Tribology is the science of friction and wear. It is a sub-class of mechanical engineering, and is especially important for machine designing. There has been studies that indicate the influence of friction and wear in design. About 80% of all machine failures are associated with friction and wear.

Tribology usually looks that the reduction of friction and wear. It covers modes of surface failures (e.g. wear, pitting, galling). It talks about material selection, coatings, lubrications, and processes to increase efficiency.

Here is a "Cliff note" what I can remember from my college studies on this subject:

- increasing contact surface area (e.g. line contact of roller bearings instead of point contact of ball bearings) to reduce pitting

- hardening a surface will reduce its wear rate

- reducing friction will reduce wear

- softer materials flow better than harder ones, thus reducing friction

- a great combination of hard and soft would be to coat a hardened material with a softer one. For example, anodizing can put a hard thin shell onto an aluminum part. Dipping it into Teflon afterwards can embed Teflon molecules into the honeycomb matrix of the anodized surface. This leaves a soft Teflon surface (low friction) on a hard material (anodized shell).

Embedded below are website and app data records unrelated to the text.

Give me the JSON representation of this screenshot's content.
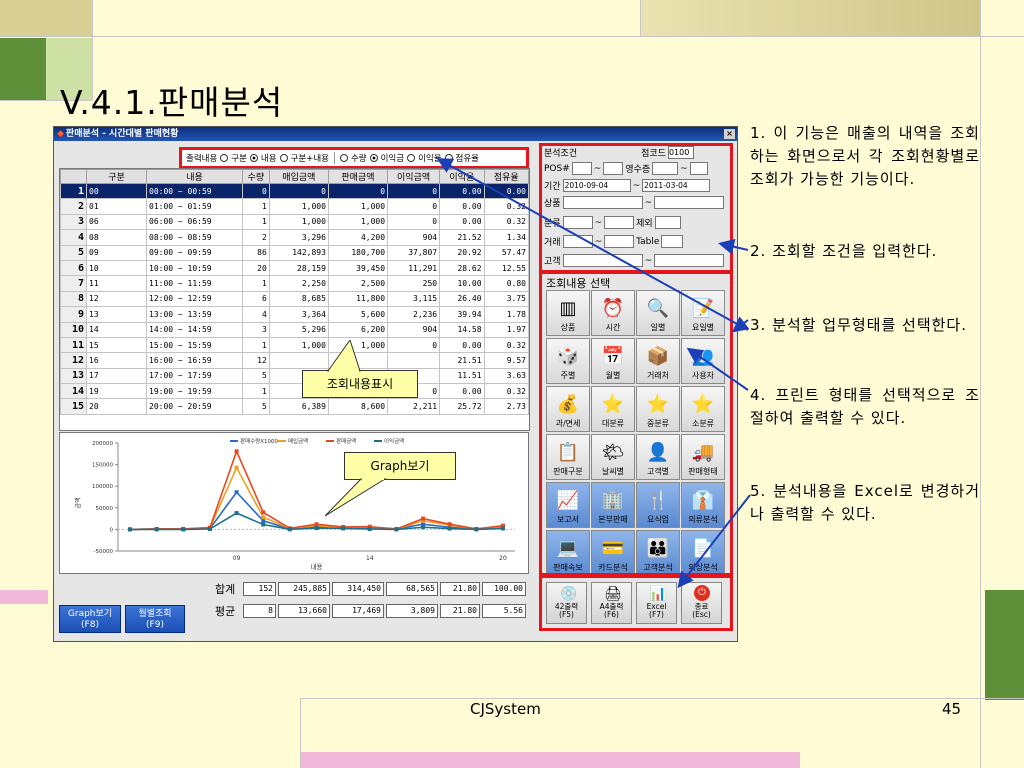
{
  "slide_title": "V.4.1.판매분석",
  "app": {
    "title": "판매분석 - 시간대별 판매현황",
    "close_label": "×",
    "options": {
      "label": "출력내용",
      "group1": [
        "구분",
        "내용",
        "구분+내용"
      ],
      "group2": [
        "수량",
        "이익금",
        "이익율",
        "점유율"
      ]
    },
    "grid": {
      "headers": [
        "구분",
        "내용",
        "수량",
        "매입금액",
        "판매금액",
        "이익금액",
        "이익율",
        "점유율"
      ],
      "rows": [
        [
          "1",
          "00",
          "00:00 ~ 00:59",
          "0",
          "0",
          "0",
          "0",
          "0.00",
          "0.00"
        ],
        [
          "2",
          "01",
          "01:00 ~ 01:59",
          "1",
          "1,000",
          "1,000",
          "0",
          "0.00",
          "0.32"
        ],
        [
          "3",
          "06",
          "06:00 ~ 06:59",
          "1",
          "1,000",
          "1,000",
          "0",
          "0.00",
          "0.32"
        ],
        [
          "4",
          "08",
          "08:00 ~ 08:59",
          "2",
          "3,296",
          "4,200",
          "904",
          "21.52",
          "1.34"
        ],
        [
          "5",
          "09",
          "09:00 ~ 09:59",
          "86",
          "142,893",
          "180,700",
          "37,807",
          "20.92",
          "57.47"
        ],
        [
          "6",
          "10",
          "10:00 ~ 10:59",
          "20",
          "28,159",
          "39,450",
          "11,291",
          "28.62",
          "12.55"
        ],
        [
          "7",
          "11",
          "11:00 ~ 11:59",
          "1",
          "2,250",
          "2,500",
          "250",
          "10.00",
          "0.80"
        ],
        [
          "8",
          "12",
          "12:00 ~ 12:59",
          "6",
          "8,685",
          "11,800",
          "3,115",
          "26.40",
          "3.75"
        ],
        [
          "9",
          "13",
          "13:00 ~ 13:59",
          "4",
          "3,364",
          "5,600",
          "2,236",
          "39.94",
          "1.78"
        ],
        [
          "10",
          "14",
          "14:00 ~ 14:59",
          "3",
          "5,296",
          "6,200",
          "904",
          "14.58",
          "1.97"
        ],
        [
          "11",
          "15",
          "15:00 ~ 15:59",
          "1",
          "1,000",
          "1,000",
          "0",
          "0.00",
          "0.32"
        ],
        [
          "12",
          "16",
          "16:00 ~ 16:59",
          "12",
          "",
          "",
          "",
          "21.51",
          "9.57"
        ],
        [
          "13",
          "17",
          "17:00 ~ 17:59",
          "5",
          "",
          "",
          "",
          "11.51",
          "3.63"
        ],
        [
          "14",
          "19",
          "19:00 ~ 19:59",
          "1",
          "1,000",
          "1,000",
          "0",
          "0.00",
          "0.32"
        ],
        [
          "15",
          "20",
          "20:00 ~ 20:59",
          "5",
          "6,389",
          "8,600",
          "2,211",
          "25.72",
          "2.73"
        ]
      ]
    },
    "totals": {
      "sum_label": "합계",
      "sum": [
        "152",
        "245,885",
        "314,450",
        "68,565",
        "21.80",
        "100.00"
      ],
      "avg_label": "평균",
      "avg": [
        "8",
        "13,660",
        "17,469",
        "3,809",
        "21.80",
        "5.56"
      ]
    },
    "buttons": {
      "graph": "Graph보기\n(F8)",
      "monthly": "월별조회\n(F9)"
    },
    "conditions": {
      "title": "분석조건",
      "store_code_label": "점코드",
      "store_code": "0100",
      "pos_label": "POS#",
      "receipt_label": "영수증",
      "period_label": "기간",
      "date_from": "2010-09-04",
      "date_to": "2011-03-04",
      "product_label": "상품",
      "category_label": "분류",
      "exclude_label": "제외",
      "partner_label": "거래",
      "table_label": "Table",
      "customer_label": "고객"
    },
    "select_title": "조회내용 선택",
    "select_items": [
      "상품",
      "시간",
      "일별",
      "요일별",
      "주별",
      "월별",
      "거래처",
      "사용자",
      "과/면세",
      "대분류",
      "중분류",
      "소분류",
      "판매구분",
      "날씨별",
      "고객별",
      "판매형태",
      "보고서",
      "본부판매",
      "요식업",
      "의류분석",
      "판매속보",
      "카드분석",
      "고객분석",
      "외상분석"
    ],
    "print_items": [
      "42출력\n(F5)",
      "A4출력\n(F6)",
      "Excel\n(F7)",
      "종료\n(Esc)"
    ]
  },
  "chart_data": {
    "type": "line",
    "legend": [
      "판매수량X1000",
      "매입금액",
      "판매금액",
      "이익금액"
    ],
    "xlabel": "내용",
    "ylabel": "금액",
    "x": [
      "00",
      "01",
      "06",
      "08",
      "09",
      "10",
      "11",
      "12",
      "13",
      "14",
      "15",
      "16",
      "17",
      "19",
      "20"
    ],
    "x_tick_labels": [
      "09",
      "14",
      "20"
    ],
    "ylim": [
      -50000,
      200000
    ],
    "y_ticks": [
      "200000",
      "150000",
      "100000",
      "50000",
      "0",
      "-50000"
    ],
    "series": [
      {
        "name": "판매수량X1000",
        "values": [
          0,
          1000,
          1000,
          2000,
          86000,
          20000,
          1000,
          6000,
          4000,
          3000,
          1000,
          12000,
          5000,
          1000,
          5000
        ]
      },
      {
        "name": "매입금액",
        "values": [
          0,
          1000,
          1000,
          3296,
          142893,
          28159,
          2250,
          8685,
          3364,
          5296,
          1000,
          20000,
          10000,
          1000,
          6389
        ]
      },
      {
        "name": "판매금액",
        "values": [
          0,
          1000,
          1000,
          4200,
          180700,
          39450,
          2500,
          11800,
          5600,
          6200,
          1000,
          25000,
          12000,
          1000,
          8600
        ]
      },
      {
        "name": "이익금액",
        "values": [
          0,
          0,
          0,
          904,
          37807,
          11291,
          250,
          3115,
          2236,
          904,
          0,
          5000,
          2000,
          0,
          2211
        ]
      }
    ],
    "colors": [
      "#2a6cc8",
      "#f0a020",
      "#e84a20",
      "#1e6f8e"
    ]
  },
  "callouts": {
    "grid": "조회내용표시",
    "graph": "Graph보기"
  },
  "descriptions": [
    "1. 이 기능은 매출의 내역을 조회하는 화면으로서 각 조회현황별로 조회가 가능한 기능이다.",
    "2. 조회할 조건을 입력한다.",
    "3. 분석할 업무형태를 선택한다.",
    "4. 프린트 형태를 선택적으로 조절하여 출력할 수 있다.",
    "5. 분석내용을 Excel로 변경하거나 출력할 수 있다."
  ],
  "footer": {
    "company": "CJSystem",
    "page": "45"
  }
}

- journal bearings only work when the shaft is spinning at a high enough speed to float it in the oil. This is why it is better to leave an engine idling for a few minutes than to stop and restart it. During startup, the shaft grinds against the inside of the journal bearing and create wear.

- some situations require making a profile to keep a part floating a moving fluid (e.g. the read/write head inside a hard drive floating on a very-thin stream of air above the spinning disc). It turns out that a step profile is actually better than a slanted or an airplane-wing one.

- on a macroscopic level, surface area has no significant effect on friction. Only the force pushing 2 surfaces together and their materials (listed as their coefficient of friction against each other) matter. For instance, a 100 lbs block of steel will slide with the same difficulty no matter how you change its surface area in contact with the ground. This is because decreasing the surface area decreases the area that covalent bonding between the block and the ground (decreases friction), but it increases the force-per-area that supports the weight (increases friction), and the two friction methods cancel each other out. This assumes that you don't decrease it so much that the block digs into the ground. This gets more into a mechanical method for stopping the movement instead of surface friction.

- decreasing surface roughness usually reduces "friction" and wear by decreasing the mechanical method for stopping the movement

- however, decreasing surface roughness also increases the contact surface area such that two too-smooth surfaces will experience molecular "sticktion" and can cause them to bind. Hard drive discs are very smooth. On the surface, there is a thin area near their center that have pits to reduce the smoothness. This allows the read/write head to dock there when the disc is not spinning.